[[ Extracted information, beginning ]]

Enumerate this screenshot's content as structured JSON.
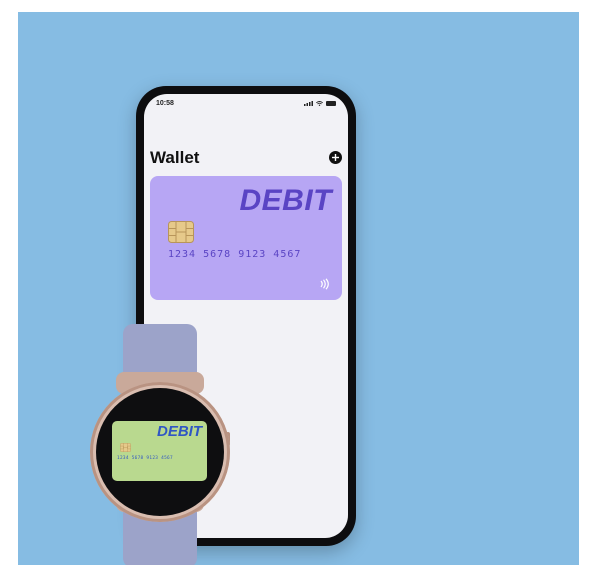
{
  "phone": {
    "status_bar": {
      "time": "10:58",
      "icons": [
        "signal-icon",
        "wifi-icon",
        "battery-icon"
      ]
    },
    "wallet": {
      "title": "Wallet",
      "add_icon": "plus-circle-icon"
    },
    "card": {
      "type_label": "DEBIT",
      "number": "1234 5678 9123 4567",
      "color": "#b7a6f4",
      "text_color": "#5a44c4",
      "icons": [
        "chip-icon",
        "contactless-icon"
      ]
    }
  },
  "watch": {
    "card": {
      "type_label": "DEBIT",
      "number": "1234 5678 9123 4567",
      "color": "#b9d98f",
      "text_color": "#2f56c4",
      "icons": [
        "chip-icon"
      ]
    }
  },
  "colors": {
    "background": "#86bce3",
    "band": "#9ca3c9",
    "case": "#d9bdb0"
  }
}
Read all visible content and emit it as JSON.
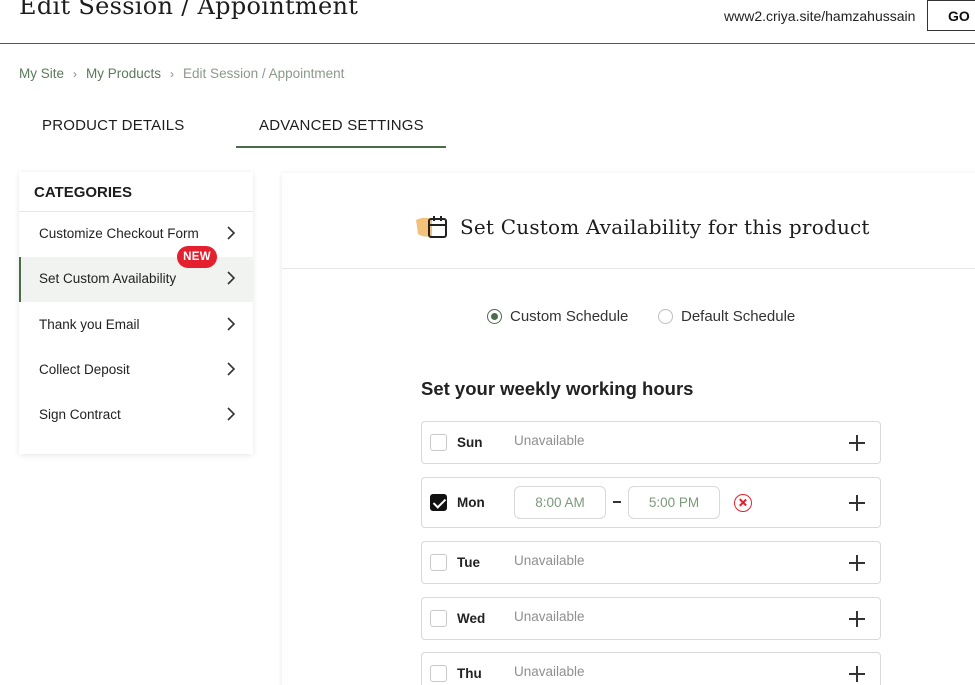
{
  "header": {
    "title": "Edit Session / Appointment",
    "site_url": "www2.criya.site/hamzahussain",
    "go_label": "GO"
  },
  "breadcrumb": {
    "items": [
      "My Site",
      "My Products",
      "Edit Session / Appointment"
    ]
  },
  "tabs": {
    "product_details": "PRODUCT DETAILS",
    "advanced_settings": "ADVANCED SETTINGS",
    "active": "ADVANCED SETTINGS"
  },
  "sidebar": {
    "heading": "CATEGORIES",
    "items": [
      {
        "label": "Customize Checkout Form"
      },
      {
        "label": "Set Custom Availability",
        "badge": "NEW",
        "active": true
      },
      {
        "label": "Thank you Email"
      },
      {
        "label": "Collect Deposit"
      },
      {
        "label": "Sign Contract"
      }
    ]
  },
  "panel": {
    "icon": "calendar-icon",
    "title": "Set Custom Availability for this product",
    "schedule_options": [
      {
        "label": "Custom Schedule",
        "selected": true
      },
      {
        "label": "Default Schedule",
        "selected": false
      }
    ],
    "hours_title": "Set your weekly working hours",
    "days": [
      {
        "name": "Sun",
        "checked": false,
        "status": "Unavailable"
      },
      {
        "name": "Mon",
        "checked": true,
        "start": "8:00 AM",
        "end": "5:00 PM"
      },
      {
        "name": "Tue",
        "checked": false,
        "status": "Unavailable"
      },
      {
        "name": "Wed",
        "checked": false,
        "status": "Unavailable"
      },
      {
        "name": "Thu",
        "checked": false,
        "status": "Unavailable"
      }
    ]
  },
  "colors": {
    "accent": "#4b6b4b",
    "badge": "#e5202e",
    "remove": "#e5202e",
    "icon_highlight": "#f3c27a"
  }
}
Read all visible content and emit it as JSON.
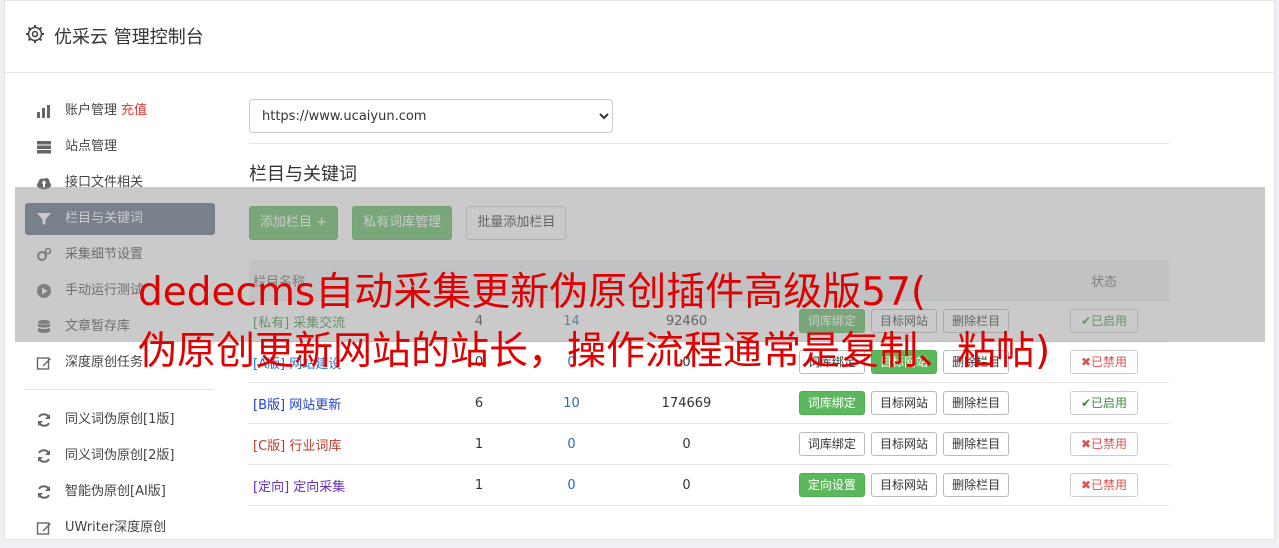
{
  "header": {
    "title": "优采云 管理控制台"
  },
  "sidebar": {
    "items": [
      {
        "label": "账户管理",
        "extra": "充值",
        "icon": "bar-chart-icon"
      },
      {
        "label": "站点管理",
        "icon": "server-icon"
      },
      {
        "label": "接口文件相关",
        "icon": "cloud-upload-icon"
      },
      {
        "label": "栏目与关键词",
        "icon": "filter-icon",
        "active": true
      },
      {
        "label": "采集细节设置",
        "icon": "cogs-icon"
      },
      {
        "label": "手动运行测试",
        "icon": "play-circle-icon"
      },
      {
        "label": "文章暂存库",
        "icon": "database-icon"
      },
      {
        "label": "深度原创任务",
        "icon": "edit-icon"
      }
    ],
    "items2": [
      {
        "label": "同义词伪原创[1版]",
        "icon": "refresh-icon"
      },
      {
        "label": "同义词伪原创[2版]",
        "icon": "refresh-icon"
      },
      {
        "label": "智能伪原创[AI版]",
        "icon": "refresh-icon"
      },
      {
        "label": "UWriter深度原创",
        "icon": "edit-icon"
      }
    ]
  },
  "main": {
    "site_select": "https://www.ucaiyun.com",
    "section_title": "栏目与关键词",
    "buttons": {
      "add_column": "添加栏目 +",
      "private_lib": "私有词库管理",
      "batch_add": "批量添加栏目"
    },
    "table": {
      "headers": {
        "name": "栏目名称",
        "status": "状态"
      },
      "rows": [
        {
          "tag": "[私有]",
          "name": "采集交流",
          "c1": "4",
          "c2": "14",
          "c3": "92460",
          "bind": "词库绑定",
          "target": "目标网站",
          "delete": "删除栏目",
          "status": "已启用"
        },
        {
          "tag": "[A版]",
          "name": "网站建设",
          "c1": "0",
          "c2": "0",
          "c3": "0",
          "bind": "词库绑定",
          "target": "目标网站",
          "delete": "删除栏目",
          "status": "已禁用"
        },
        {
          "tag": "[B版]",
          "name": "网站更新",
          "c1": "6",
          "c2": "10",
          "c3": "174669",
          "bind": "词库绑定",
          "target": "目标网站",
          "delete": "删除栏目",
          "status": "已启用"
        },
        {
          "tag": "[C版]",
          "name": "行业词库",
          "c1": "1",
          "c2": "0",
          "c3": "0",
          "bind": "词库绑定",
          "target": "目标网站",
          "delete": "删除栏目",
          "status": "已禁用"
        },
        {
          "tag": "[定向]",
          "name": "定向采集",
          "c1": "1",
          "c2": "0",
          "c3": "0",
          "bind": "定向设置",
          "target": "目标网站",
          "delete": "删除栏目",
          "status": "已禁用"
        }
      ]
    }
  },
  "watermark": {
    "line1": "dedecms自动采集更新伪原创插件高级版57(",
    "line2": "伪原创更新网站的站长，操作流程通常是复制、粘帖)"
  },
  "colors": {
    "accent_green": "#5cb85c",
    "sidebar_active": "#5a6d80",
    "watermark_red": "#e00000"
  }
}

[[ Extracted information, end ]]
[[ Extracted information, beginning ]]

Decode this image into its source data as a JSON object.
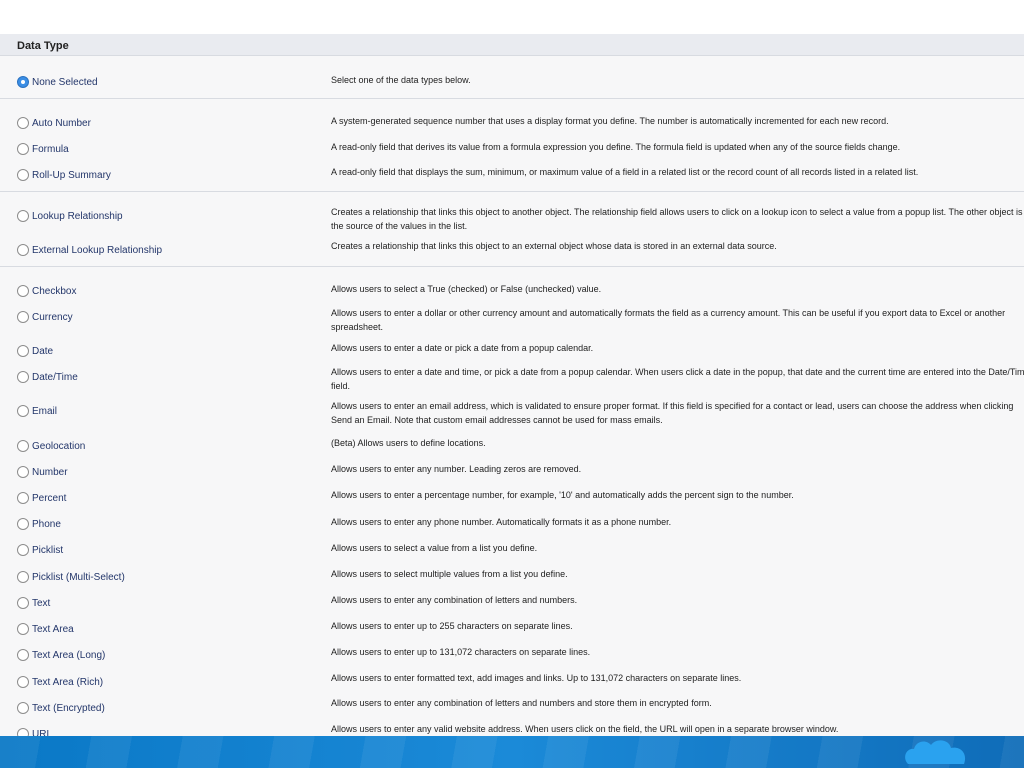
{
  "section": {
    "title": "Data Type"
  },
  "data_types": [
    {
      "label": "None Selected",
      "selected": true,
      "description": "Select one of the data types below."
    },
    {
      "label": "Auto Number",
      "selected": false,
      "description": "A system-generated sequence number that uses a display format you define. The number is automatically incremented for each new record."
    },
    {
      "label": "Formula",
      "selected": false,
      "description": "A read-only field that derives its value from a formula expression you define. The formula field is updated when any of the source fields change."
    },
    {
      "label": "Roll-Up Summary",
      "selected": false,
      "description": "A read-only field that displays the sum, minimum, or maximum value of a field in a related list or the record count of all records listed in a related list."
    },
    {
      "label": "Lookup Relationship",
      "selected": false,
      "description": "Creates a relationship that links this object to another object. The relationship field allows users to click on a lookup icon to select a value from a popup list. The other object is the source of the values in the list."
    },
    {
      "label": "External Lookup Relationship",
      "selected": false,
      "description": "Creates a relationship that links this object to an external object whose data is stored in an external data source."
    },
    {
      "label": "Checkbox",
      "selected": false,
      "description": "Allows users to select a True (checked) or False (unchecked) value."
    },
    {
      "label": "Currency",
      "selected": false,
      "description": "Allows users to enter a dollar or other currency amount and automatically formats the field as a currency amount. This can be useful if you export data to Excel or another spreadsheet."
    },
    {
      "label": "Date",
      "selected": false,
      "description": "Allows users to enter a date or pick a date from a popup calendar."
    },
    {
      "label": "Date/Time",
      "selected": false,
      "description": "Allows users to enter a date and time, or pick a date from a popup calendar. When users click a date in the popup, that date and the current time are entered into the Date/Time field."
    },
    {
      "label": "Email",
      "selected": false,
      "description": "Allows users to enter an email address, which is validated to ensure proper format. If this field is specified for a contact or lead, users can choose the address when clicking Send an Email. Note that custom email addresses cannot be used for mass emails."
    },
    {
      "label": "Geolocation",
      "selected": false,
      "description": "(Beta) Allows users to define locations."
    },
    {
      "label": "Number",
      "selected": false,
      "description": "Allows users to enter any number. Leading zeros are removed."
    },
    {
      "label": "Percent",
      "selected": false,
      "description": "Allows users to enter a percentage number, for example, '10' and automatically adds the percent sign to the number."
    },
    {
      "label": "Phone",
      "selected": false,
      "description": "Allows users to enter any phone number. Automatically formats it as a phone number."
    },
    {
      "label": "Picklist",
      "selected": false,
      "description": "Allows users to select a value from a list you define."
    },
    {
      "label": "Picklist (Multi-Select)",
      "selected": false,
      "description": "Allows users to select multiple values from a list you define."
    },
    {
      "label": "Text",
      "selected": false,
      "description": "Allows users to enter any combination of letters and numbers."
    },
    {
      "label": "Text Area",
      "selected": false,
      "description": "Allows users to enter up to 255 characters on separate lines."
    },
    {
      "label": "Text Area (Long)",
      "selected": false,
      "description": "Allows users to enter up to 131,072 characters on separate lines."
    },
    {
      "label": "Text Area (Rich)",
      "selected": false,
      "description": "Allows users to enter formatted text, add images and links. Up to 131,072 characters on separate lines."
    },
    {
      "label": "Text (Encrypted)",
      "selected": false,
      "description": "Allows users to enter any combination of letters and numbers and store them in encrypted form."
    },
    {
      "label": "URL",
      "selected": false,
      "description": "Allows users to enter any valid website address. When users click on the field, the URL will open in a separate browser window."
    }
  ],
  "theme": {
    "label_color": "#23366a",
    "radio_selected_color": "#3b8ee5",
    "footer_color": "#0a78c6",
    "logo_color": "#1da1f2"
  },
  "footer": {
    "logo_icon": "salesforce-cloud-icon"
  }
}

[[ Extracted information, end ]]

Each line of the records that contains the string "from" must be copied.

(Result below)
      "description": "A read-only field that derives its value from a formula expression you define. The formula field is updated when any of the source fields change."
      "description": "Creates a relationship that links this object to another object. The relationship field allows users to click on a lookup icon to select a value from a popup list. The other object is the source of the values in the list."
      "description": "Allows users to enter a date or pick a date from a popup calendar."
      "description": "Allows users to enter a date and time, or pick a date from a popup calendar. When users click a date in the popup, that date and the current time are entered into the Date/Time field."
      "description": "Allows users to select a value from a list you define."
      "description": "Allows users to select multiple values from a list you define."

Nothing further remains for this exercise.